The lawyer representing Gwyneth Paltrow in a lawsuit alleging that the movie star seriously injured a man while skiing at Deer Valley seven years ago offered jurors on Tuesday an alternate version of what happened on the slopes: The plaintiff plowed into Paltrow from behind — not the other way around, he argued — and Paltrow initially believed she was being physically attacked.
“She’s skiing, enjoying herself,” attorney Stephen Owens said on the first day of the civil trial in Park City. “And she … suddenly she sees two skis appear between her skis. And a man comes up right behind her.”
That man was Terry Sanderson, a then-69-year-old, retired optometrist who said he suffered four broken ribs and head injuries in the Feb. 26, 2016 skiing crash, which he alleges that Paltrow caused, according to the lawsuit he filed in 2019. (Deer Valley Resort and a handful of its employees were originally named as co-defendants in the complaint, but a judge dismissed them from the case last year.)
“He comes up, almost body-to-body … and starts groaning,” Owens said, which left the Oscar-winning actor wondering if she was being physically assaulted as they crashed.
Though Paltrow’s version of events is diametrically opposite to what Sanderson said happened, Owens also suggested to jurors Tuesday that it’s possible “no one” was at fault.
“There are inherent risks of skiing,” he said.
Sanderson’s attorney instead argued Tuesday that Paltrow violated the rules of the slope by taking her attention away from where she was headed before she plowed into Sanderson, he contested.
“She turns her head up to look at her children,” attorney Lawrence Buhler said. “As she turns her head back down, she screams, then skis into the back of Terry Sanderson.” The two of them “hit the ground hard,” he said, leaving Sanderson seriously injured.
Buhler told jurors that there was only one eyewitness who saw the collision — Craig Ramon, an acquaintance of Sanderson’s, who testified Tuesday afternoon that the crash was Paltrow’s fault because she plowed into Sanderson from behind.
Owens on Tuesday questioned Ramon’s “crazy story,” which he said is “ridiculous.”
Who is expected to testify?
Sanderson’s lawyer said his client’s injuries are permanent and debilitating; Paltrow’s lawyer argued that Sanderson’s prior medical conditions — including blindness in one eye — contributed to the crash. He also questioned the extent of Sanderson’s injuries and whether they continue to affect him today.
A few hours after the crash, Sanderson texted his daughter, “I’m famous,” Owens also told jurors, suggesting it was evidence that he was not seriously injured. Buhler told jurors that the text proved nothing about his client’s condition.
Both sides said they intended to rely on testimony from medical experts, and indicated that Sanderson and Paltrow will both take the stand.

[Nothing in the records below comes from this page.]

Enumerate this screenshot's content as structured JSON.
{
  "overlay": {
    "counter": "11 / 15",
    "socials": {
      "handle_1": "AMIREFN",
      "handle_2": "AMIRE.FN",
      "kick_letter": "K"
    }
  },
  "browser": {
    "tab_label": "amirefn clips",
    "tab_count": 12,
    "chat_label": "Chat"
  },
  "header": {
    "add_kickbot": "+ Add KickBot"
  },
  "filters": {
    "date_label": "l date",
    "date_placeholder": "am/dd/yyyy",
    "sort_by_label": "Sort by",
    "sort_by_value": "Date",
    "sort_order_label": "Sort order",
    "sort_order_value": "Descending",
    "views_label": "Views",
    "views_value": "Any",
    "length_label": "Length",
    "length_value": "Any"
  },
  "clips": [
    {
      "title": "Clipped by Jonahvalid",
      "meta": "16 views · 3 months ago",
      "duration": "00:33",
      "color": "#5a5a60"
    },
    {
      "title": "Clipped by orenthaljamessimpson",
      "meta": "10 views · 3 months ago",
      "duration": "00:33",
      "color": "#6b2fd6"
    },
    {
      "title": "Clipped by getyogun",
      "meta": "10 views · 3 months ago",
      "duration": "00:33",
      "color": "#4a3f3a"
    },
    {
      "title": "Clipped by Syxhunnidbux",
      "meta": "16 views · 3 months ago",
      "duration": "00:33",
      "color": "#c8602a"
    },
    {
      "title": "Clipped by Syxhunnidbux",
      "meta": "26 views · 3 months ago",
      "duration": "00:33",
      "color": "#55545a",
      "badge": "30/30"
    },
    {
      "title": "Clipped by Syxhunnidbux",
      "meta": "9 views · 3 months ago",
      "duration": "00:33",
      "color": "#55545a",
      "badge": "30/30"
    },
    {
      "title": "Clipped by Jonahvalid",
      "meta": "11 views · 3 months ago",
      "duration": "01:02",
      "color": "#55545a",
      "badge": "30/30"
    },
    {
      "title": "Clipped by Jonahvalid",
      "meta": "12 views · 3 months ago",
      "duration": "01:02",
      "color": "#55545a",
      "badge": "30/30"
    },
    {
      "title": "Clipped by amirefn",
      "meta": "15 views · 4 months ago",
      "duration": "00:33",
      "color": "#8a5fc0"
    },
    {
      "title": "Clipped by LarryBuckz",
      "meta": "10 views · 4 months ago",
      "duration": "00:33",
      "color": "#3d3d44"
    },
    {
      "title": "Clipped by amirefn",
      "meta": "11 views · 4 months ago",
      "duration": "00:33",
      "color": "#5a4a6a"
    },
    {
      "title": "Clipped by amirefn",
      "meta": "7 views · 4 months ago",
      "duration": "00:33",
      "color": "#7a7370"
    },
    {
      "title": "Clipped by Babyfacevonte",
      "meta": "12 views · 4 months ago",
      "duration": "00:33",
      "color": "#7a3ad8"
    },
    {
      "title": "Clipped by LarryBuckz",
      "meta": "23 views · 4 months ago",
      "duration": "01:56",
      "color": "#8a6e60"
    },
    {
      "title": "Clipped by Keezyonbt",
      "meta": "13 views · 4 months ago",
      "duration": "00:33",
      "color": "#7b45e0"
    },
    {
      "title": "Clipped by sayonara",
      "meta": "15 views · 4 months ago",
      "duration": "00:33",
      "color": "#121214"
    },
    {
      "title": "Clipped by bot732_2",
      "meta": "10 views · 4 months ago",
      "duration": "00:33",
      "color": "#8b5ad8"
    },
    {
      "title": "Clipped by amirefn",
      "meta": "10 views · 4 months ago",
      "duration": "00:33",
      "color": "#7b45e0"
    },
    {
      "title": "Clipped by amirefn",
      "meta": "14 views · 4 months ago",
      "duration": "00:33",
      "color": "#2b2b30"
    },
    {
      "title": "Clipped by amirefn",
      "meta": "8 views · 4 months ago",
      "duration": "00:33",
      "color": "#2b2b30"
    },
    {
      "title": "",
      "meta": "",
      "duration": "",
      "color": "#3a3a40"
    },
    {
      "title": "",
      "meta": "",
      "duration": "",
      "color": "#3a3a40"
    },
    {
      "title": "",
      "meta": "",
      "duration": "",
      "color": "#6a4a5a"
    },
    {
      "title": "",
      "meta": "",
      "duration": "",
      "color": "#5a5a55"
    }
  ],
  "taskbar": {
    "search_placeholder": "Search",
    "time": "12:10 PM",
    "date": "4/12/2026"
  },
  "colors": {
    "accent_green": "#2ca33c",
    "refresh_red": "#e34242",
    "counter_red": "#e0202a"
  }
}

Aside from Sanderson’s acquaintance, other witnesses will include two of Sanderson’s daughters, as well as his girlfriend at the time of the crash.
Paltrow’s then-fiance/now-husband, television producer Brad Falchuk (of “Glee,” “American Horror Story,” “9-1-1″), is also expected to testify, as well as her two children, Apple and Moses, from her first marriage to Chris Martin of Coldplay.
Paltrow is countersuing for “symbolic damages” of $1, plus legal fees. “Gwyneth was hurt by Mr. Sanderson’s negligence,” Owens said Tuesday, adding that she had a “prior knee problem” that was exacerbated by the crash, although she “never went to a doctor” for it.
Paltrow filed the countersuit in part, Owens said, because she was unable to return to the slopes after the crash. “She lost her full-day pass that she had paid for, and she only got to ski half a day,” he told jurors Tuesday, noting that the ski instructor Paltrow had hired to teach her son was “diverted … to take care of this collision issue.”
“She came for a family vacation [and] half the afternoon was kind of ruined. And so that dollar is important to us,” Owens said. “Important to my client.”
Owens also argued that Sanderson, who is now 76, is “obsessed with this lawsuit,” and that the trial, which is expected to last eight days, could get rough.
“I don’t want to look like I’m beating up on a kindly old man,” he said. “But keep in mind we have to do this because they have said, ‘Gwyneth owes me $3 million,’” he said, citing damages that Sanderson claimed in his initial complaint. “We have to address that. So I kind of apologize in advance.”